jeudi, février 18, 2010

NYT 2003 : William H. Forsyth, Met Curator, Dies at 96

William Holmes Forsyth, curator emeritus of medieval art at the Metropolitan Museum of Art, who helped transform piles of weathered old masonry into the Cloisters above the Hudson, died on May 14 in Hightstown, N.J. A former resident of Princeton, he was 96.
Mr. Forsyth spent nearly four decades at the Metropolitan Museum and was the last living member of the staff overseeing the Met's project to conjure up the Middle Ages in Fort Tryon Park. In 1934 he went to work at the museum under James Rorimer, curator of what became the medieval department and later director of the Cloisters. Their task was to take major parts from five medieval monasteries, add centuries-old art treasure and blend it all to serve as a modern museum.

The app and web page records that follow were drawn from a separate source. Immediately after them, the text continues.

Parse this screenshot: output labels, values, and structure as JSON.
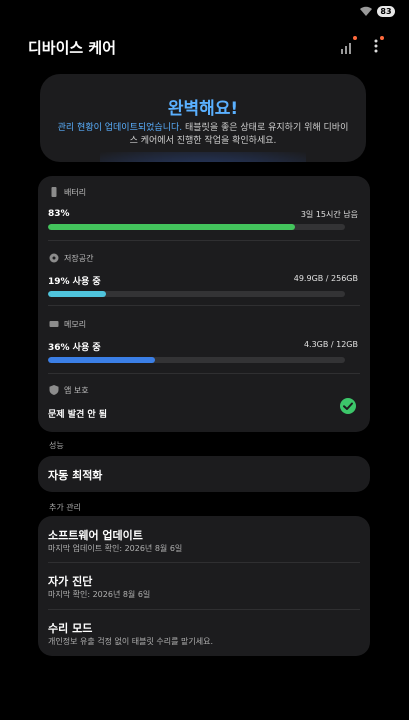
{
  "status_bar": {
    "battery": "83"
  },
  "header": {
    "title": "디바이스 케어"
  },
  "hero": {
    "title": "완벽해요!",
    "desc_highlight": "관리 현황이 업데이트되었습니다.",
    "desc_rest": " 태블릿을 좋은 상태로 유지하기 위해 디바이스 케어에서 진행한 작업을 확인하세요."
  },
  "status_card": {
    "battery": {
      "label": "배터리",
      "value": "83%",
      "meta": "3일 15시간 남음",
      "fill": 0.83,
      "color": "#43c45c"
    },
    "storage": {
      "label": "저장공간",
      "value": "19% 사용 중",
      "meta": "49.9GB / 256GB",
      "fill": 0.195,
      "color": "#4fc4dc"
    },
    "memory": {
      "label": "메모리",
      "value": "36% 사용 중",
      "meta": "4.3GB / 12GB",
      "fill": 0.36,
      "color": "#3b7fe6"
    },
    "app_protection": {
      "label": "앱 보호",
      "value": "문제 발견 안 됨"
    }
  },
  "performance": {
    "section": "성능",
    "auto_optimize": "자동 최적화"
  },
  "more": {
    "section": "추가 관리",
    "items": [
      {
        "title": "소프트웨어 업데이트",
        "sub": "마지막 업데이트 확인: 2026년 8월 6일"
      },
      {
        "title": "자가 진단",
        "sub": "마지막 확인: 2026년 8월 6일"
      },
      {
        "title": "수리 모드",
        "sub": "개인정보 유출 걱정 없이 태블릿 수리를 맡기세요."
      }
    ]
  }
}
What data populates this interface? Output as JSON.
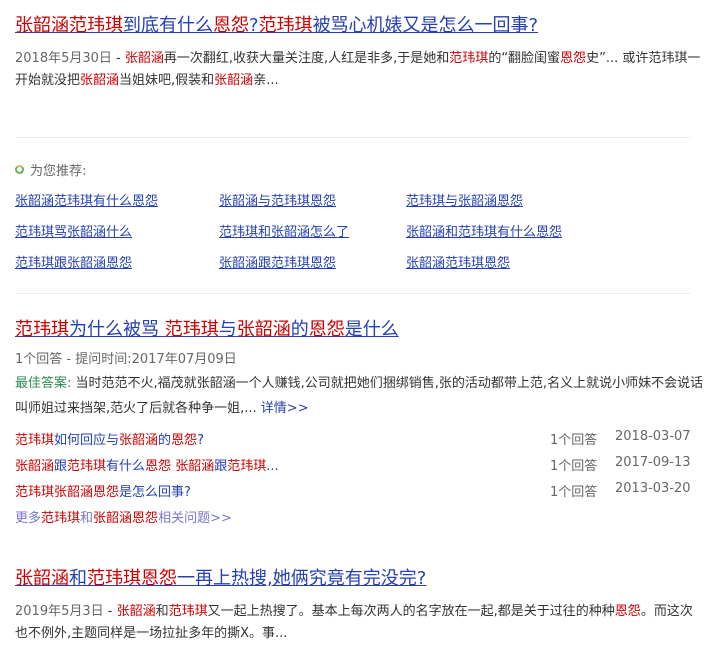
{
  "result1": {
    "title_parts": [
      {
        "t": "张韶涵范玮琪",
        "hl": true
      },
      {
        "t": "到底有什么",
        "hl": false
      },
      {
        "t": "恩怨",
        "hl": true
      },
      {
        "t": "?",
        "hl": false
      },
      {
        "t": "范玮琪",
        "hl": true
      },
      {
        "t": "被骂心机婊又是怎么一回事?",
        "hl": false
      }
    ],
    "date": "2018年5月30日",
    "abstract_parts": [
      {
        "t": " - ",
        "hl": false
      },
      {
        "t": "张韶涵",
        "hl": true
      },
      {
        "t": "再一次翻红,收获大量关注度,人红是非多,于是她和",
        "hl": false
      },
      {
        "t": "范玮琪",
        "hl": true
      },
      {
        "t": "的“翻脸闺蜜",
        "hl": false
      },
      {
        "t": "恩怨",
        "hl": true
      },
      {
        "t": "史”... 或许范玮琪一开始就没把",
        "hl": false
      },
      {
        "t": "张韶涵",
        "hl": true
      },
      {
        "t": "当姐妹吧,假装和",
        "hl": false
      },
      {
        "t": "张韶涵",
        "hl": true
      },
      {
        "t": "亲...",
        "hl": false
      }
    ]
  },
  "recommend": {
    "heading": "为您推荐:",
    "rows": [
      [
        "张韶涵范玮琪有什么恩怨",
        "张韶涵与范玮琪恩怨",
        "范玮琪与张韶涵恩怨"
      ],
      [
        "范玮琪骂张韶涵什么",
        "范玮琪和张韶涵怎么了",
        "张韶涵和范玮琪有什么恩怨"
      ],
      [
        "范玮琪跟张韶涵恩怨",
        "张韶涵跟范玮琪恩怨",
        "张韶涵范玮琪恩怨"
      ]
    ]
  },
  "result2": {
    "title_parts": [
      {
        "t": "范玮琪",
        "hl": true
      },
      {
        "t": "为什么被骂 ",
        "hl": false
      },
      {
        "t": "范玮琪",
        "hl": true
      },
      {
        "t": "与",
        "hl": false
      },
      {
        "t": "张韶涵",
        "hl": true
      },
      {
        "t": "的",
        "hl": false
      },
      {
        "t": "恩怨",
        "hl": true
      },
      {
        "t": "是什么",
        "hl": false
      }
    ],
    "meta": "1个回答 - 提问时间:2017年07月09日",
    "best_label": "最佳答案:",
    "best_parts": [
      {
        "t": " 当时范范不火,福茂就",
        "hl": false
      },
      {
        "t": "张韶涵",
        "hl": true
      },
      {
        "t": "一个人赚钱,公司就把她们捆绑销售,张的活动都带上范,名义上就说小师妹不会说话叫师姐过来挡架,范火了后就各种争一姐,... ",
        "hl": false
      }
    ],
    "detail_link": "详情>>",
    "questions": [
      {
        "parts": [
          {
            "t": "范玮琪",
            "hl": true
          },
          {
            "t": "如何回应与",
            "hl": false
          },
          {
            "t": "张韶涵",
            "hl": true
          },
          {
            "t": "的",
            "hl": false
          },
          {
            "t": "恩怨",
            "hl": true
          },
          {
            "t": "?",
            "hl": false
          }
        ],
        "count": "1个回答",
        "date": "2018-03-07"
      },
      {
        "parts": [
          {
            "t": "张韶涵",
            "hl": true
          },
          {
            "t": "跟",
            "hl": false
          },
          {
            "t": "范玮琪",
            "hl": true
          },
          {
            "t": "有什么",
            "hl": false
          },
          {
            "t": "恩怨",
            "hl": true
          },
          {
            "t": " ",
            "hl": false
          },
          {
            "t": "张韶涵",
            "hl": true
          },
          {
            "t": "跟",
            "hl": false
          },
          {
            "t": "范玮琪",
            "hl": true
          },
          {
            "t": "...",
            "hl": false
          }
        ],
        "count": "1个回答",
        "date": "2017-09-13"
      },
      {
        "parts": [
          {
            "t": "范玮琪张韶涵恩怨",
            "hl": true
          },
          {
            "t": "是怎么回事?",
            "hl": false
          }
        ],
        "count": "1个回答",
        "date": "2013-03-20"
      }
    ],
    "more_parts": [
      {
        "t": "更多",
        "hl": false
      },
      {
        "t": "范玮琪",
        "hl": true
      },
      {
        "t": "和",
        "hl": false
      },
      {
        "t": "张韶涵恩怨",
        "hl": true
      },
      {
        "t": "相关问题>>",
        "hl": false
      }
    ]
  },
  "result3": {
    "title_parts": [
      {
        "t": "张韶涵",
        "hl": true
      },
      {
        "t": "和",
        "hl": false
      },
      {
        "t": "范玮琪",
        "hl": true
      },
      {
        "t": "恩怨",
        "hl": true
      },
      {
        "t": "一再上热搜,她俩究竟有完没完?",
        "hl": false
      }
    ],
    "date": "2019年5月3日",
    "abstract_parts": [
      {
        "t": " - ",
        "hl": false
      },
      {
        "t": "张韶涵",
        "hl": true
      },
      {
        "t": "和",
        "hl": false
      },
      {
        "t": "范玮琪",
        "hl": true
      },
      {
        "t": "又一起上热搜了。基本上每次两人的名字放在一起,都是关于过往的种种",
        "hl": false
      },
      {
        "t": "恩怨",
        "hl": true
      },
      {
        "t": "。而这次也不例外,主题同样是一场拉扯多年的撕X。事...",
        "hl": false
      }
    ]
  }
}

John D. Rockefeller Jr. donated land on both sides of the Hudson to safeguard the majestic view. He gave the museum the stones gathered in France and Spain, as well as his own collection of Romanesque and Gothic art, including six of the Unicorn Tapestries. Rorimer led the final stages of the construction and installation, and Mr. Forsyth, then the assistant curator, worked closely with him to open the doors to the public in 1938.

He played a direct part in complementing the array of tapestries that Rockefeller had acquired from the Count de La Rochefoucauld. Mr. Forsyth was spending the summer of 1937 in France researching the new museum's catalog when, according to his family's lore, the count happened to mention over dinner that he had two much-damaged pieces of a seventh unicorn tapestry, which he was using to plug drafty crevices.

Mr. Forsyth brought them back to be reunited with the ensemble at the Cloisters. The two parts of the seventh tapestry are known as ''The Hunter Sounds the Capture of the Unicorn by the Maiden'' and ''The Maiden's Companion Signals to the Hunters.''

Mr. Forsyth documented all that and the creation of the Cloisters in a publication, ''Studies in Honor of the 50th Anniversary of the Cloisters'' (1992). He wrote articles on many aspects of the collection and, as an authority on French medieval and Renaissance art, wrote several books, including ''The Entombment of Christ: French Sculptures of the 15th and 16th Centuries'' (1970), and ''The Pietá in French Late Gothic Sculpture: Regional Variations'' (1995).

William Forsyth was born in Chicago and attended Chicago Latin School and the Hotchkiss School in Lakeville, Conn. He graduated in art history in 1930 from Princeton, where he also received graduate degrees.

He worked in the Met's medieval collection as a volunteer in 1933 and joined a year later as a full-time assistant. He became an assistant curator of the department of medieval art on Jan. 1, 1937, associate curator in 1942 and curator in 1968. He was elected emeritus curator in 1971 when he formally retired.

Mr. Forsyth is survived by four daughters, Agnes Kuenkler of Baltimore; Caroline Elischer of Oceanside, Calif.; Marian Weekly of Arlington, Mass.; and Theresa Hare of Grand Rapids, Mich.; a son, William H. Jr., of Larchmont, N.Y.; 10 grandchildren, and two great-grandchildren. His wife of 53 years, Agnes Mitchell Forsyth, died in 1995.

Reassembling old stonework held a special challenge for Mr. Forsyth when one of the five dismantled monastery cloisters came to him in heaps of unnumbered pieces. Faced with a three-dimensional super-jumbo jigsaw puzzle, Mr. Forsyth recalled, he and nine longshoremen spent a long time juggling with inches and shapes, fitting and refitting the pieces until they made them whole again.